“Jessica Stockholder: Door Hinges,” “ASSISTED” and “Rose’s Inclination”: In previous projects, Stockholder has used brilliant, blocky swaths of paint to marshal old sofas and lamps, refrigerator doors, aisles of plastic housewares, sidewalk grates, shipping containers and even a city intersection into a dynamic whirlwind zippy enough to knock your socks off. The results feels happy, ruthless and generous all at once. At Kavi Gupta, her new sculptures will act as “Assists” for work by 16 other artists, including Polly Apfelbaum and Sol Lewitt; at the Smart, she’ll wallop the prim lobby, bursting out into the garden and beyond. September 12-January 16, Kavi Gupta, 219 Elizabeth St., 312-432-0708, www.kavigupta.com; September 12-July 2, Smart Museum of Art, 5550 S.
“Irena Haiduk: Seductive Exacting Realism”: Under a title that threatens to create its own terrifying movement, of which she may be
the first member, Haiduk presents a song sung by two hired voices. The original duet was an interview the artist recorded with Srda
Popovic, a winningly handsome Serbian political activist and consultant who titled his TED talk “How to topple a dictator.” Will the

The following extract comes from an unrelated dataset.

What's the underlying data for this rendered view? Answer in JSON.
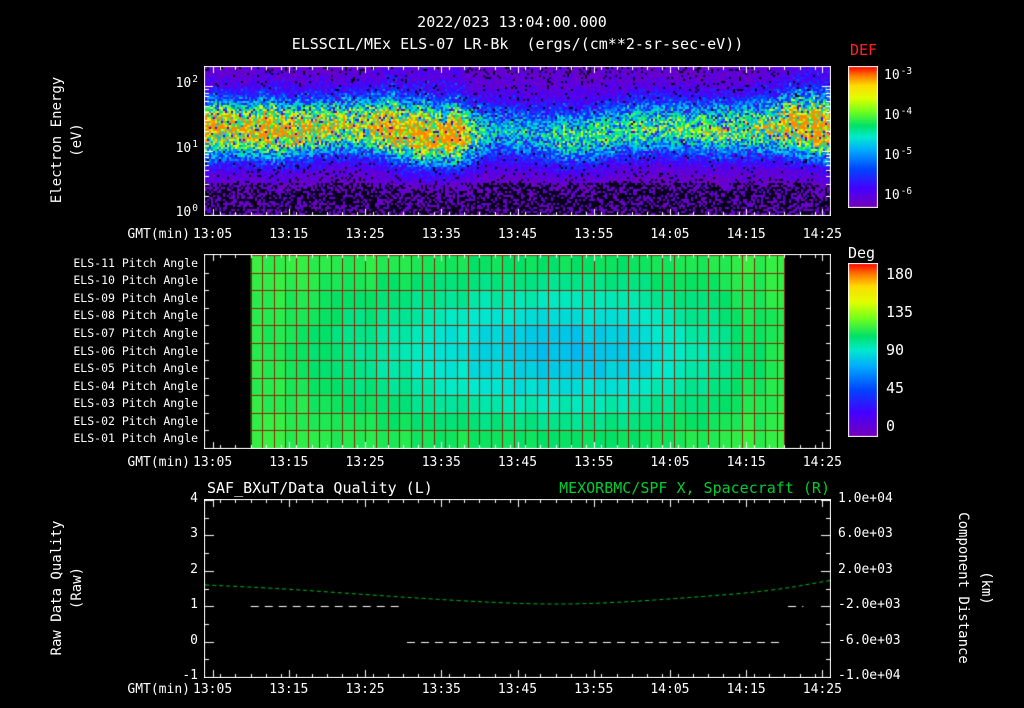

tune be danceable? Certainly it’ll be catchy. Watch out. September 10-October 8, The Renaissance Society, 5811 S. Ellis Ave., 773-